- Task item -
Filter the records below down to lines containing "JSON".
[Start of Attachment]
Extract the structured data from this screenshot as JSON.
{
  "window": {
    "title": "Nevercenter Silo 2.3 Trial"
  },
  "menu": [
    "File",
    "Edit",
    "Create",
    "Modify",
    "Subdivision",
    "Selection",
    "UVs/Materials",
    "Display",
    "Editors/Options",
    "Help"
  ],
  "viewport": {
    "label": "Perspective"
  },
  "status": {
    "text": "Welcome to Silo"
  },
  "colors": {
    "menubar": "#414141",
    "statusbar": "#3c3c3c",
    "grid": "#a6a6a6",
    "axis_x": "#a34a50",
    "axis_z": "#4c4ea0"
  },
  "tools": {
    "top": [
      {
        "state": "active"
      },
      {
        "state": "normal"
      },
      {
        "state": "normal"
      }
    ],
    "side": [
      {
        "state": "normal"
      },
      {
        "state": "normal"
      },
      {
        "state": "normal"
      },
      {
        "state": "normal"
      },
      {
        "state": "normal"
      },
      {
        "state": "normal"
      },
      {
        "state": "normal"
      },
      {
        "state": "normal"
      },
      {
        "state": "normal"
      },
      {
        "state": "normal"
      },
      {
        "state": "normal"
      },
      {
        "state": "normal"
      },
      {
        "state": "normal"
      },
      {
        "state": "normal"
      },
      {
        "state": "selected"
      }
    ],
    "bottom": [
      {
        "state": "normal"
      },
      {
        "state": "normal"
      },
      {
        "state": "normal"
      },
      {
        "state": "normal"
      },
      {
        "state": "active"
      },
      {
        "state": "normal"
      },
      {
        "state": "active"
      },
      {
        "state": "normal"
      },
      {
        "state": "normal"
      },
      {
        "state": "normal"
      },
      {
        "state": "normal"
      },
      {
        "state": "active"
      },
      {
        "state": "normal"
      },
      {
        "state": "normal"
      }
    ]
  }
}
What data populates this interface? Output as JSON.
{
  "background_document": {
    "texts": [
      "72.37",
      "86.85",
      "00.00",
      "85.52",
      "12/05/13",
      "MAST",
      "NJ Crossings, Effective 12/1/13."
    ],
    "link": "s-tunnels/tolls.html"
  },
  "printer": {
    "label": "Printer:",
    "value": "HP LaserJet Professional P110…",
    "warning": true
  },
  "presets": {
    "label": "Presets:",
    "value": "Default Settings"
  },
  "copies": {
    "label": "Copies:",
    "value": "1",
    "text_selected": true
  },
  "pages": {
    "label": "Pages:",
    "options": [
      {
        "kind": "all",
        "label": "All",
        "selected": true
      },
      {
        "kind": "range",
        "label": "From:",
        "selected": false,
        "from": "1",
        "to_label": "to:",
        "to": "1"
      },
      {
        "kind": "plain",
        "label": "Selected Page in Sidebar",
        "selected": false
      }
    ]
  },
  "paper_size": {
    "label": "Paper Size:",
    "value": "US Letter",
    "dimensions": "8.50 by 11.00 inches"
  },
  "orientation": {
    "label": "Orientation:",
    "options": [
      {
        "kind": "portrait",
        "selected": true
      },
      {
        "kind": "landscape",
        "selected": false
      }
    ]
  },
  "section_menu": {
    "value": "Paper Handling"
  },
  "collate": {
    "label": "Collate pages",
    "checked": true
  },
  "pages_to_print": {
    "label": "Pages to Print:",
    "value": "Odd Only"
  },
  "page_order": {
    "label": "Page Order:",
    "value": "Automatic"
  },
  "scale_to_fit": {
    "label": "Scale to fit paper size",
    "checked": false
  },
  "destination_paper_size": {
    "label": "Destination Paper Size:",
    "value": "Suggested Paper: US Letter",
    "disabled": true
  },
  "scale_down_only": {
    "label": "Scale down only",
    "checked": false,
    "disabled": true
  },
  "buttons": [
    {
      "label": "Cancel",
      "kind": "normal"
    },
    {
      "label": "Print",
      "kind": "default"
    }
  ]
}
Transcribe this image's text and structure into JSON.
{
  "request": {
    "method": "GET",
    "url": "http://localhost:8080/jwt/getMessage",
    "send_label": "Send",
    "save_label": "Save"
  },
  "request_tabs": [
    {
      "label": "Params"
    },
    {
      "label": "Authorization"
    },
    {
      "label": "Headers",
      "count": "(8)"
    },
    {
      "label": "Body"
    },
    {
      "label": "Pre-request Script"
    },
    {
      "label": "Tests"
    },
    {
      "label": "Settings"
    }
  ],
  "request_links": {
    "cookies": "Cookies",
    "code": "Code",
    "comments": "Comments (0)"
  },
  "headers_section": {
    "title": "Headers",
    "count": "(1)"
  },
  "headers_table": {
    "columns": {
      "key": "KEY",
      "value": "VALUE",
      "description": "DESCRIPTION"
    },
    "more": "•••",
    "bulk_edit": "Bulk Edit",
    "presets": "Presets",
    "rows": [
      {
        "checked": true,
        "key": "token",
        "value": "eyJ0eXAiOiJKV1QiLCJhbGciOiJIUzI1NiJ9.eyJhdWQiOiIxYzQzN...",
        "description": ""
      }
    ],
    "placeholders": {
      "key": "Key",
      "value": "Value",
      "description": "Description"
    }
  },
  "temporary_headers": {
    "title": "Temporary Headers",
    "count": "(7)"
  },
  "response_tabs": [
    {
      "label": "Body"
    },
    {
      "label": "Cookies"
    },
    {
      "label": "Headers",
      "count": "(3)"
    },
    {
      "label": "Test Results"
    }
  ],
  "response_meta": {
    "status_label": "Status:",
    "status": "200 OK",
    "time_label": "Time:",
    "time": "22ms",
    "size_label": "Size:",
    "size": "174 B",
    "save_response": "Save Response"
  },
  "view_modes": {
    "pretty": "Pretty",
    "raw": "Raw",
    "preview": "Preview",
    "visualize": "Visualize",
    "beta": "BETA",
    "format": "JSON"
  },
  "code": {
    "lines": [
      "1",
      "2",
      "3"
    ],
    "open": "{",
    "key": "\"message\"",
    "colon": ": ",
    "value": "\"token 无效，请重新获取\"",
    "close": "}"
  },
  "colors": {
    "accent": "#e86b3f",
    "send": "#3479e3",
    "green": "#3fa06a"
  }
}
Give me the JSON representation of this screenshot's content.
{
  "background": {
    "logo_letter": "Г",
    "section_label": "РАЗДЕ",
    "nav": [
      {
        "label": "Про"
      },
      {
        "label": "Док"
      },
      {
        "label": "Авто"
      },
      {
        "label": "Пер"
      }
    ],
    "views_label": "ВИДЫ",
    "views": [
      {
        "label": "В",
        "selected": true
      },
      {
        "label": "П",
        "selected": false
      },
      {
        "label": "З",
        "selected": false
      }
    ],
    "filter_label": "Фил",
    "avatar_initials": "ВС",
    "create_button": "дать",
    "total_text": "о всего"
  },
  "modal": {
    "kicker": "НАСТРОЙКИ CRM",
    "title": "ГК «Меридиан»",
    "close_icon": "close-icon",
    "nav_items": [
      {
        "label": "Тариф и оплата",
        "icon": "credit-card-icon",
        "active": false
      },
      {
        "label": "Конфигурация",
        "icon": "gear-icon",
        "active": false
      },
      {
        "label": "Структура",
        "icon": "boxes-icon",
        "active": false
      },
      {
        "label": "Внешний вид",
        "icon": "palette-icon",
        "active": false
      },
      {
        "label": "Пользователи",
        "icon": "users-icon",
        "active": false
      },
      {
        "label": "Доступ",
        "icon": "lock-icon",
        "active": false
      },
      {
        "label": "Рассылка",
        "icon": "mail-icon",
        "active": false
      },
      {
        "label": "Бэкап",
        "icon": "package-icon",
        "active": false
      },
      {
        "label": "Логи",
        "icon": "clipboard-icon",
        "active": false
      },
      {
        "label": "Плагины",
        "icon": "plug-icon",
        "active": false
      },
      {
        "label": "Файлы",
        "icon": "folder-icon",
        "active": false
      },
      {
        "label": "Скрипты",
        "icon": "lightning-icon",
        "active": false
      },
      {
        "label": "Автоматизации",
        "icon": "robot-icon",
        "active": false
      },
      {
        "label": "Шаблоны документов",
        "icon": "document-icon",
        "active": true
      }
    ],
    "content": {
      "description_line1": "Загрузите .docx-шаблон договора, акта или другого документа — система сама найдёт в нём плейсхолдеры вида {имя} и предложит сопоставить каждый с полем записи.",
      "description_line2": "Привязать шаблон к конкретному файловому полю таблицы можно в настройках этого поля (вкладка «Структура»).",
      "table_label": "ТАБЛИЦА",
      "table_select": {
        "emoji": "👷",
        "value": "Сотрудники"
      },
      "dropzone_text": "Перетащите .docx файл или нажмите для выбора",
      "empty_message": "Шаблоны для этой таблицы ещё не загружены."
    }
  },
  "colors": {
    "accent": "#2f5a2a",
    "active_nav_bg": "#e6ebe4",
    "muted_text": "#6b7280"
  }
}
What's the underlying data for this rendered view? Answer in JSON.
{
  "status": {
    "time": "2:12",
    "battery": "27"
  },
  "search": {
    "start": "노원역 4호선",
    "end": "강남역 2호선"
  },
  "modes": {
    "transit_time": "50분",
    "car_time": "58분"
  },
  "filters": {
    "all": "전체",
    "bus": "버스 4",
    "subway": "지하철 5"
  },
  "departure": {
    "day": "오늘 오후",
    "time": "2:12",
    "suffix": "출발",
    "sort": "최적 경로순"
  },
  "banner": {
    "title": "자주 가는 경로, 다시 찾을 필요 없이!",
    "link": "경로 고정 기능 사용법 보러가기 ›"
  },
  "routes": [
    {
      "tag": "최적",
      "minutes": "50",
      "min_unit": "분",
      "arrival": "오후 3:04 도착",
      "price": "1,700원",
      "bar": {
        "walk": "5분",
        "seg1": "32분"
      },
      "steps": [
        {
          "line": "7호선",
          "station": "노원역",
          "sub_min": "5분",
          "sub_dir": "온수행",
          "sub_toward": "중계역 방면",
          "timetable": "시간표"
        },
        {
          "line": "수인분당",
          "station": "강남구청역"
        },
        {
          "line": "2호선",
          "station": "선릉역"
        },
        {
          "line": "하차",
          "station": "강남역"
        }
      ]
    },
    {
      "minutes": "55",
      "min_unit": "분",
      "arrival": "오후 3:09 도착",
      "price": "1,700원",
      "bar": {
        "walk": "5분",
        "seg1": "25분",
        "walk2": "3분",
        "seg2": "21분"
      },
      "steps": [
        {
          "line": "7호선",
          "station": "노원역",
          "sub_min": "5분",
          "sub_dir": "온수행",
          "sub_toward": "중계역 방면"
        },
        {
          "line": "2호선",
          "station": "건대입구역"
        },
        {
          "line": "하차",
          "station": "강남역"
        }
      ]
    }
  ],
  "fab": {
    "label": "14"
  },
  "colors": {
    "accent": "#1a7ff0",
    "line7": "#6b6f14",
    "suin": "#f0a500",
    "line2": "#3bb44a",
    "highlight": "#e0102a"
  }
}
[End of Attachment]
- Solution to this problem -
Extract the structured data from this screenshot as JSON.
What data populates this interface? Output as JSON.
Transcribe this image's text and structure into JSON.
    "format": "JSON"
Give me the JSON representation of this screenshot's content.
What's the underlying data for this rendered view? Answer in JSON.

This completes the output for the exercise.